The right-wing publication the Federalist called it “garbage,” while Teen Vogue said it “doesn’t go far enough.” So call it the Goldilocks of federal higher education funding bills.
The College Affordability Act introduced in the House last fall is backed by congressional Democrats and would reauthorize the federal Higher Education Act in such a way that, as American Federation of Teachers (AFT) President Randi Weingarten put it in a statement, it would meet “the needs of the struggling and the striving by creating a genuine pathway to college affordability, revamping loan forgiveness so it is there for people who need it, and increasing the investment in colleges and universities – institutions that have long suffered terrible disinvestment.”
The proposal is meant to be a rebuke, not just to the systematic disinvestment in higher education over the decades, but to recent anti higher education policy crafted by US Secretary of Education Betsy Devos.
- The bill’s most important proposals, as stated by the AFT, are:
- A federal-state partnership to make tuition and fees for all community college students free.
- A 625 increase in the minimum Pell Grant.
- Availability of Pell Grants to incarcerated students and undocumented students, and also for qualifying short-term programs.
- Improvements to the Public Service Loan Forgiveness Program so that administrative hurdles no longer stand in the way of the loan forgiveness public employees have earned.
- Restoration of subsidized loans for graduate students.
- Increased accountability in Title IX language so that there is more accountability regarding sexual assault and harassment on campus.
- More wraparound services to increase student retention.
- Restoration of the gainful employment rule, which Education Secretary Betsy DeVos repealed. (The rule requires that career education programs – including all those at for-profit institutions – show that their graduates are able to find “gainful employment” upon graduating, preventing the perpetuation of shoddy programs.)
- Restoration of the borrower-defense rule, also repealed by DeVos. (This rule ensures that students who were defrauded by their institutions can have their student loans discharged.)
- Closing the 90-10 loophole and restoring it to 85-15. The 90-10 rule requires that for-profit colleges get at least 10 percent of their funding from sources other than federal financial aid – but a loophole exists in current law that means aid for military veterans (the GI Bill, for example) is excluded from that category.
- Additional grant aid for students who attend minority-serving institutions (including historically black colleges and universities).

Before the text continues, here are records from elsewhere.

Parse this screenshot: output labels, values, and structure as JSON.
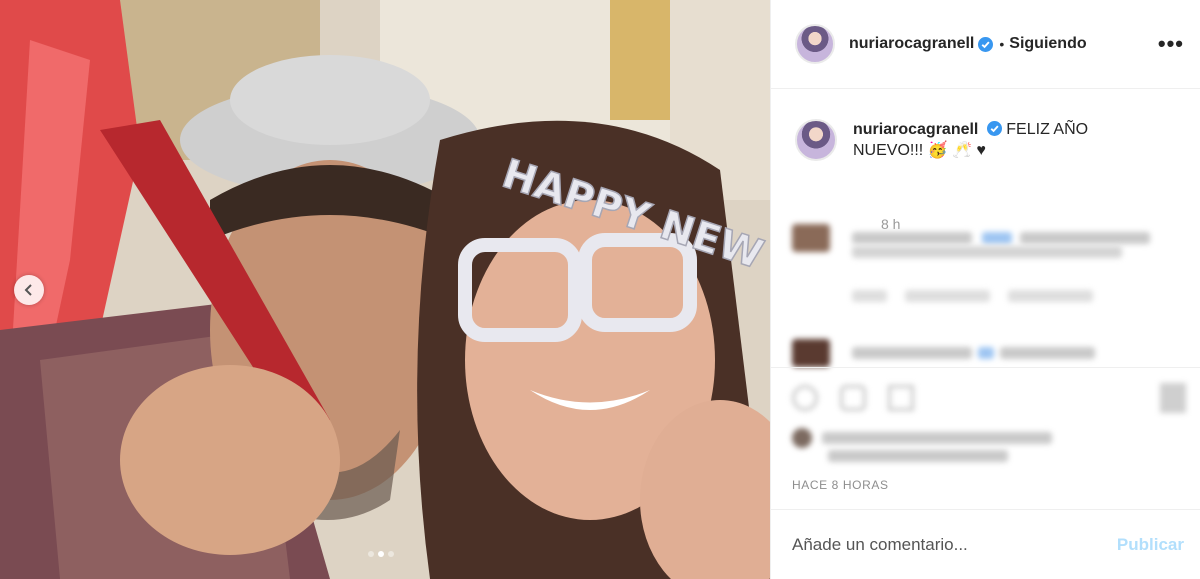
{
  "post": {
    "username": "nuriarocagranell",
    "follow_separator": "•",
    "follow_label": "Siguiendo",
    "more_label": "•••",
    "caption_text": "FELIZ AÑO NUEVO!!! 🥳 🥂 ♥",
    "caption_age": "8 h",
    "timestamp": "HACE 8 HORAS"
  },
  "photo": {
    "glasses_text": "HAPPY NEW YEAR",
    "carousel_count": 3,
    "carousel_active": 2
  },
  "composer": {
    "placeholder": "Añade un comentario...",
    "publish_label": "Publicar"
  },
  "colors": {
    "verified": "#3897f0",
    "publish_disabled": "#b2dffc"
  },
  "icons": {
    "prev": "chevron-left-icon",
    "verified": "verified-badge-icon",
    "more": "more-options-icon"
  }
}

The bill is meant to strengthen federal oversight. The Center for American Progress said, “Legislation would strengthen the Department of Education’s role in overseeing the agencies it authorizes as gatekeepers. Today, agencies essentially pick minimal examples of their best work to put up for review by the department. Changes would ensure that the department evaluates a representative sample of the accreditors’ work and reevaluates how those examples are chosen.”
Representative Bobby Scott (D-VA), who chairs the House Education and Labor Committee, said of the College Affordability Act, “This proposal immediately cuts the cost of college for students and families and provides relief for existing borrowers. At the same time, it improves the quality of education by holding schools accountable for their students’ success, and it meets students’ individual needs by expanding access to more flexible college options and stronger support – helping students graduate on time and move into the workforce.”

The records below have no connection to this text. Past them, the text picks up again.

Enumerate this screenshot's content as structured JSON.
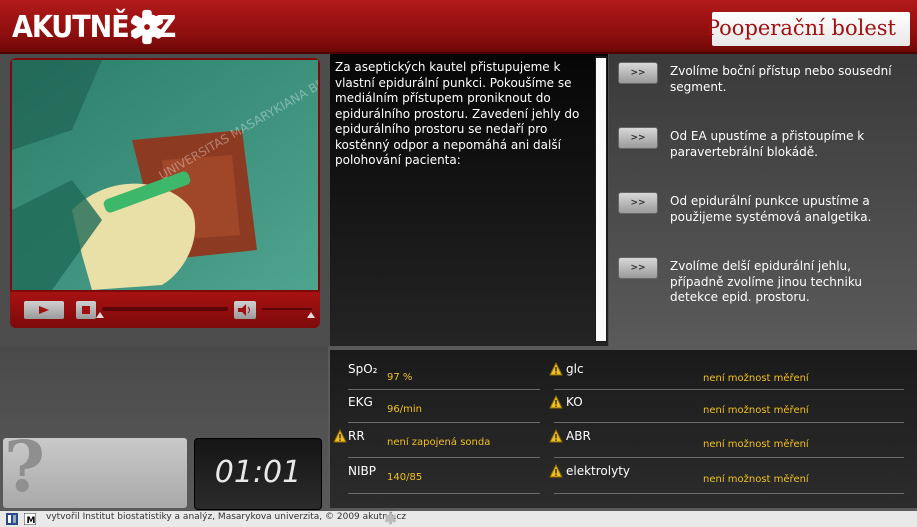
{
  "header": {
    "logo_text": "AKUTNĚ.CZ",
    "title": "Pooperační bolest"
  },
  "scenario": {
    "text": "Za aseptických kautel přistupujeme k vlastní epidurální punkci. Pokoušíme se mediálním přístupem proniknout do epidurálního prostoru. Zavedení jehly do epidurálního prostoru se nedaří pro kostěnný odpor a nepomáhá ani další polohování pacienta:"
  },
  "video_watermark": "UNIVERSITAS MASARYKIANA BRUNENSIS · FACULTAS MEDICA",
  "options": [
    {
      "button": ">>",
      "text": "Zvolíme boční přístup nebo sousední segment."
    },
    {
      "button": ">>",
      "text": "Od EA upustíme a přistoupíme k paravertebrální blokádě."
    },
    {
      "button": ">>",
      "text": "Od epidurální punkce upustíme a použijeme systémová analgetika."
    },
    {
      "button": ">>",
      "text": "Zvolíme delší epidurální jehlu, případně zvolíme jinou techniku detekce epid. prostoru."
    }
  ],
  "timer": "01:01",
  "question_mark": "?",
  "vitals": {
    "left": [
      {
        "label": "SpO₂",
        "value": "97 %",
        "warning": false
      },
      {
        "label": "EKG",
        "value": "96/min",
        "warning": false
      },
      {
        "label": "RR",
        "value": "není zapojená sonda",
        "warning": true
      },
      {
        "label": "NIBP",
        "value": "140/85",
        "warning": false
      }
    ],
    "right": [
      {
        "label": "glc",
        "value": "není možnost měření",
        "warning": true
      },
      {
        "label": "KO",
        "value": "není možnost měření",
        "warning": true
      },
      {
        "label": "ABR",
        "value": "není možnost měření",
        "warning": true
      },
      {
        "label": "elektrolyty",
        "value": "není možnost měření",
        "warning": true
      }
    ]
  },
  "footer": {
    "text": "vytvořil Institut biostatistiky a analýz, Masarykova univerzita, © 2009 akutně.cz"
  },
  "colors": {
    "brand_red": "#9e1111",
    "value_yellow": "#f0c020",
    "warning_yellow": "#f0c020"
  }
}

The problem facing the Democratic plan is in the Republican-controlled Senate, where Scott’s Republican counterpart, Lamar Alexander (R-TN), offered in September what the press called a narrower reauthorization of the Higher Education Act.

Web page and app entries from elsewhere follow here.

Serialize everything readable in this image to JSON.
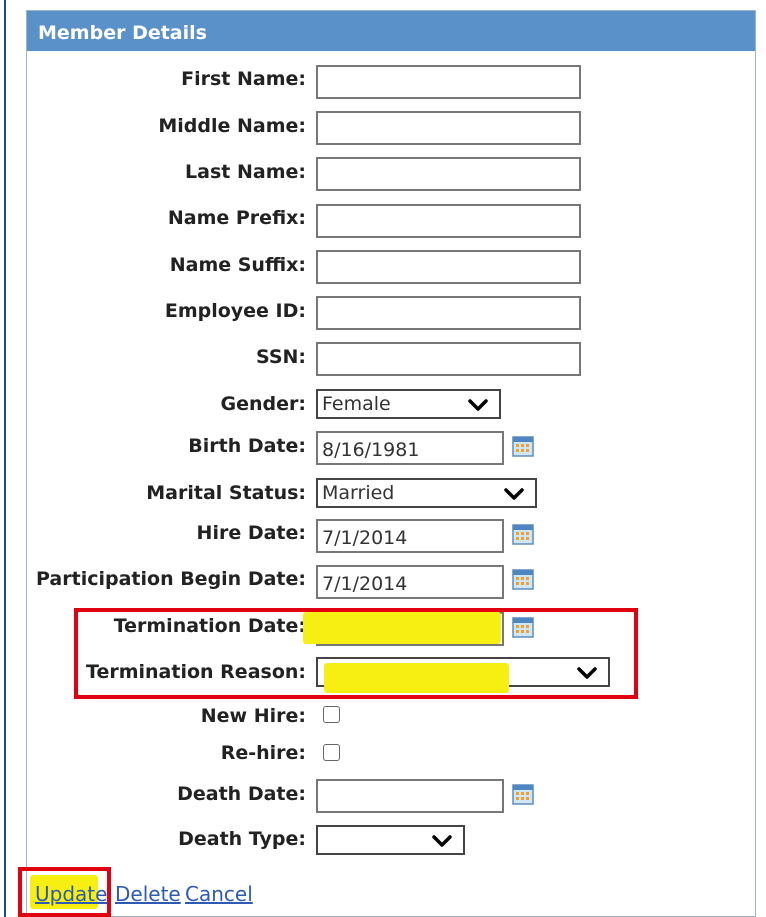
{
  "panel": {
    "title": "Member Details"
  },
  "fields": {
    "first_name": {
      "label": "First Name:",
      "value": ""
    },
    "middle_name": {
      "label": "Middle Name:",
      "value": ""
    },
    "last_name": {
      "label": "Last Name:",
      "value": ""
    },
    "name_prefix": {
      "label": "Name Prefix:",
      "value": ""
    },
    "name_suffix": {
      "label": "Name Suffix:",
      "value": ""
    },
    "employee_id": {
      "label": "Employee ID:",
      "value": ""
    },
    "ssn": {
      "label": "SSN:",
      "value": ""
    },
    "gender": {
      "label": "Gender:",
      "value": "Female"
    },
    "birth_date": {
      "label": "Birth Date:",
      "value": "8/16/1981"
    },
    "marital_status": {
      "label": "Marital Status:",
      "value": "Married"
    },
    "hire_date": {
      "label": "Hire Date:",
      "value": "7/1/2014"
    },
    "participation_begin_date": {
      "label": "Participation Begin Date:",
      "value": "7/1/2014"
    },
    "termination_date": {
      "label": "Termination Date:",
      "value": ""
    },
    "termination_reason": {
      "label": "Termination Reason:",
      "value": ""
    },
    "new_hire": {
      "label": "New Hire:",
      "checked": false
    },
    "re_hire": {
      "label": "Re-hire:",
      "checked": false
    },
    "death_date": {
      "label": "Death Date:",
      "value": ""
    },
    "death_type": {
      "label": "Death Type:",
      "value": ""
    }
  },
  "actions": {
    "update": "Update",
    "delete": "Delete",
    "cancel": "Cancel"
  },
  "icons": {
    "calendar": "calendar-icon",
    "dropdown": "chevron-down-icon"
  },
  "colors": {
    "header": "#5b91c9",
    "annotation_box": "#e00010",
    "highlight": "#f7ef12",
    "link": "#2d5bb4"
  }
}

Olivia Golden, executive director of the Center for Law and Social Policy, dismissed the Alexander plan, and in a statement said that it “reflects a piecemeal approach to higher education that fails to promote economic security and equity for millions of students with low incomes.”